it is incomplete to visit North Sumatra without seeing the Capital is the city of Medan, Explore medan City History with your private driver as cum guide, will take you tour to that takes you through the Chinese quarter, the relics of a Malay sultanate, and the remnants of Dutch colonial rule. Highlights include the Sultan’s Palace, the Grand Mosque, Tjong A Fie’s Mansion, and the old offices of the Amsterdam Trading Company.Discover the city’s multicultural side as you visit Medan’s oldest Hindu temple, a Chinese temple, and the extraordinary fusion Marian Shrine of Annai Velangkanni.Medan is Multi ethnicity with saying of :Horas , Medan ahoy, majuahjuah,juahjuah, yaahowu
This is a 3.5 hour tour of Sensational Singapore, seeing several of the city's most well know attractions. Our tour begins with a visit to Singapore first’s UNESCO World Heritage Site – Singapore Botanic Gardens and walk through the National Orchid Garden which boasts a sprawling display of 60,000 orchid plants.Proceed to Little India, a haven of Indian culture and ethnicity. Here let your senses come alive as you walk past shops along the five-foot way offering a variety of items. Next, we drive to the mouth of the Singapore River for a view of the iconic Merlion and the Marina Bay. Merlion, with the head of a lion and the body of a fish, is an imaginary creative that represents Singapore’s humble beginnings as a fishing village.Driving through the financial district and Chinatown will be like passing from new to old. And in its midst of this is the city's oldest and most picturesque Hindu Temple, Sri Mariamman Temple.Return to where you started the tour by 12.15pm - 12.30pm

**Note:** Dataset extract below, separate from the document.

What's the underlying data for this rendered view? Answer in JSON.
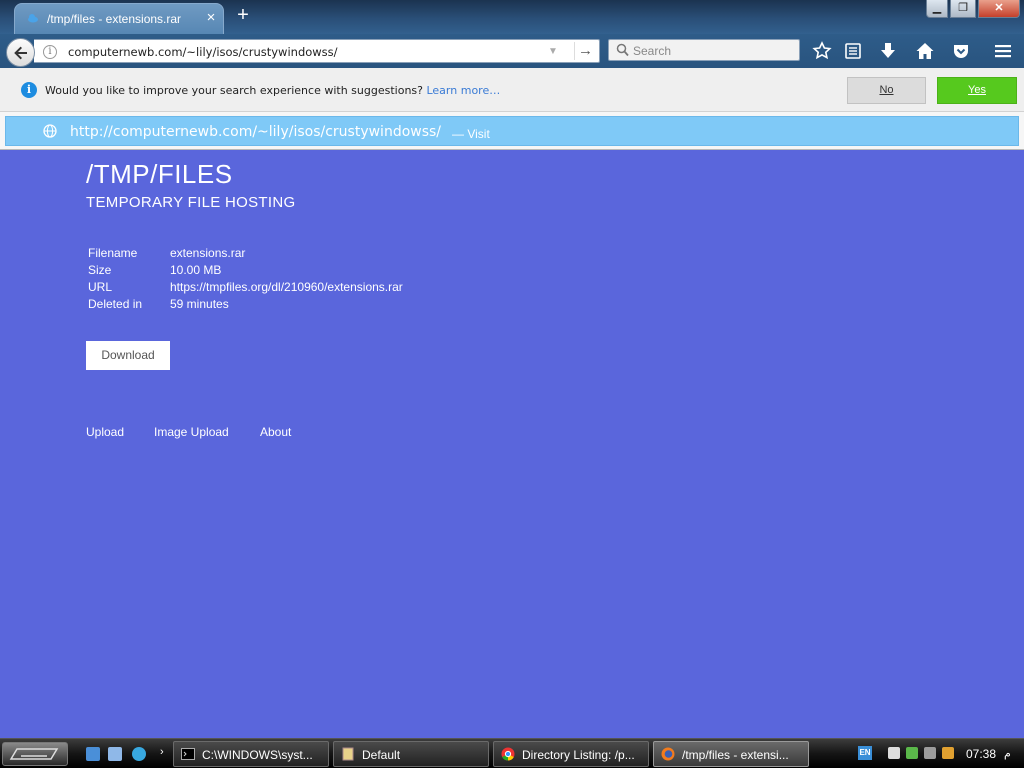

Food is the basic necessity for human survival and evolution. A region with different food species and their abundant growth and availability demonstrate better consumption pattern of different food items. The purpose of this study has been to identify food varieties and energy consumption ratio among people with low and high income levels among thirty randomly selected Bengali Hindu families of Kolkata, east India. In addition the study also investigated the influence of income on the availability and abundance of different food items and their corresponding amounts. The survey indicated that people from low income groups demonstrated lack of key nutrients in their regular diets with symptoms of deficiency diseases. Income has a direct effect on the consumption rate of foods. Low income and illiteracy were found as the two main factors of difference between the two economic classes. The study further highlights that higher income was associated with better consumption of nutritious food. The current volume will be useful for those involved in research and development in food, food preferences and food habits, nutrition sciences, ethnicity, socio-economic and cultural relations.
West Bengal is a multi-ethnic, multi-lingual and multi-religious state of India. Muslims, comprising about 27% of the state's total population, are the principal and largest minority of this multi-religious state. Sociologists and social anthropologists have studied the social organization of many Indian communities such as the Tribals and the Hindu castes but unfortunately such studies on the Muslims of West Bengal as well as India pertaining to their society, economy, culture and ethnicity are very insignificant causing ample loopholes in our perception and information on this very large minority from empirical point of view owing to lack of fieldwork. The present book is an attempt to examine the socio-economic and educational situations of the Other Backward Class (OBC) Muslims of West Bengal. Moreover, an especial attempt has also been made here to find out the factors contributing as blockage in their development and social change. As the book is an outcome of a doctoral research, it is mainly based on primary data. Moreover, various relevant published and unpublished literature have also been consulted besides authors' empirical observations of the people under study.
In Mauritius, complex linkages between ethnicity and poverty exist. In an economic domain, discrimination emerges as a critical factor, affecting experiences with poverty and exclusion. Discriminatory processes play a role in the creation and maintenance of an ethnically-segmented labour market, and also reduce the mobility potential of education. In a political domain, the ethnically unrepresentative state distributes key resources and services with bias and some people face additional obstacles in their access to state institutions and resources. In a social domain, ethnic values play an important role in the social exclusion and isolation of some people within their ethnic groups. The causes and manifestations of poverty differ according to ethnicity. For Creoles, their experience with income poverty is largely shaped by their economic and political exclusion as a group. They are discriminated against in the economic domain, and are inadequately represented in state bureaucracy and politics. For many Hindus (especially widowed Hindu female-heads), and ethnically-mixed persons, an inability to draw upon social networks leads to poverty and further social isolation.